[Web page and app entries]
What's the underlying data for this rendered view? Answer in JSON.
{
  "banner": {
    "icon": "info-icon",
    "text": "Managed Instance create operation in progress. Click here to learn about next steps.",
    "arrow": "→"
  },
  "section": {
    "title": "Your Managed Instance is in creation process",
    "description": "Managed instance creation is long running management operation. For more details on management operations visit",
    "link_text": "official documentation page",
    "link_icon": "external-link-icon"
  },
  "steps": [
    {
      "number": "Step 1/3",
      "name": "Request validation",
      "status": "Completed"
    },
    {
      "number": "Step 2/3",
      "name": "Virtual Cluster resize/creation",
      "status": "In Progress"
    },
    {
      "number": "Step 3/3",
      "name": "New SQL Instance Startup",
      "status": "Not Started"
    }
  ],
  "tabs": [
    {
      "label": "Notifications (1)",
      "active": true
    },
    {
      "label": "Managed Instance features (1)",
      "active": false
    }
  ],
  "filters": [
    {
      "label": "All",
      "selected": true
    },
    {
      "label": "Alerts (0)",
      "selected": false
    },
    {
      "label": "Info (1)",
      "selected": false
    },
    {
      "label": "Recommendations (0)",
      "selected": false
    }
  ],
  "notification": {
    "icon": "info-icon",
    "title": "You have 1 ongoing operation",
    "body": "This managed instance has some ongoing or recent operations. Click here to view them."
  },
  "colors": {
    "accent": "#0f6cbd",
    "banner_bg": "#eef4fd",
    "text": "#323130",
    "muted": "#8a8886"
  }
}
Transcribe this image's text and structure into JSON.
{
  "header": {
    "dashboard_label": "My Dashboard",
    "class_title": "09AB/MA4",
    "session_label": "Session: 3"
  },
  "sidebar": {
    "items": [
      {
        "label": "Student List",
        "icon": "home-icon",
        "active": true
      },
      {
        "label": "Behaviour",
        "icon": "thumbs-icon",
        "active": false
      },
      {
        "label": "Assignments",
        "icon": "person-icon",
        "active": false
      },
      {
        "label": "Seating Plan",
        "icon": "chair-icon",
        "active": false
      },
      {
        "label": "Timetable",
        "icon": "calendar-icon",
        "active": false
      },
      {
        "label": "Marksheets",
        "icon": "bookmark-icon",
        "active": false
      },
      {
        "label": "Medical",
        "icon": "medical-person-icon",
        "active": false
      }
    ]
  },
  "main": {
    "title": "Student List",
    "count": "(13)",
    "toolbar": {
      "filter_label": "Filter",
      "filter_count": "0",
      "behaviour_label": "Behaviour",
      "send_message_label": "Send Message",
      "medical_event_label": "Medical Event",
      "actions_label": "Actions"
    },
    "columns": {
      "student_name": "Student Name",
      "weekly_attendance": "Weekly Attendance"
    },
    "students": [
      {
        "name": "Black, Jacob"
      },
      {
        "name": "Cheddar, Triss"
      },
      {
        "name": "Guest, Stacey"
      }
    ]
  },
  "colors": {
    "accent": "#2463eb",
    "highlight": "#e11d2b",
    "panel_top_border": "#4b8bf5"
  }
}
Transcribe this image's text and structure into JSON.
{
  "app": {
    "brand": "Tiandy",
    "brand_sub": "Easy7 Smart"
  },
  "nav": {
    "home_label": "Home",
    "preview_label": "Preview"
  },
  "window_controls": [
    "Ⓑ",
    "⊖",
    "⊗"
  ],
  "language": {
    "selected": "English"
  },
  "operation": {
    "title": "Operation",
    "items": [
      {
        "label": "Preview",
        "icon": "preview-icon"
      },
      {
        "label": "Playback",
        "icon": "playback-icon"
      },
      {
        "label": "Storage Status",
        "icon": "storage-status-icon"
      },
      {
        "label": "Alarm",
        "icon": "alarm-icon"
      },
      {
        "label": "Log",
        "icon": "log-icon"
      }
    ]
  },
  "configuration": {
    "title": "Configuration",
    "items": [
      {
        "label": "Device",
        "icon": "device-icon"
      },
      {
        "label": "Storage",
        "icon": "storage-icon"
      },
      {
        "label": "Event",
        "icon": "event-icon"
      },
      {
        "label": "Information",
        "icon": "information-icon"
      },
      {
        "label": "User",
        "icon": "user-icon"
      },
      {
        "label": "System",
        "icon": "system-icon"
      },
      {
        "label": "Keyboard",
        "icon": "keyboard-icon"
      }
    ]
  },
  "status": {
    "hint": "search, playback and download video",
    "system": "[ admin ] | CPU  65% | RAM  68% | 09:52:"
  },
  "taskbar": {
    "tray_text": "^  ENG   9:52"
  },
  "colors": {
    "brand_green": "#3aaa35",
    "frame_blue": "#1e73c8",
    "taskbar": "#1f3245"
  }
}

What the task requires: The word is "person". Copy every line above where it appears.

Exercise result:
        "icon": "person-icon",
        "icon": "medical-person-icon",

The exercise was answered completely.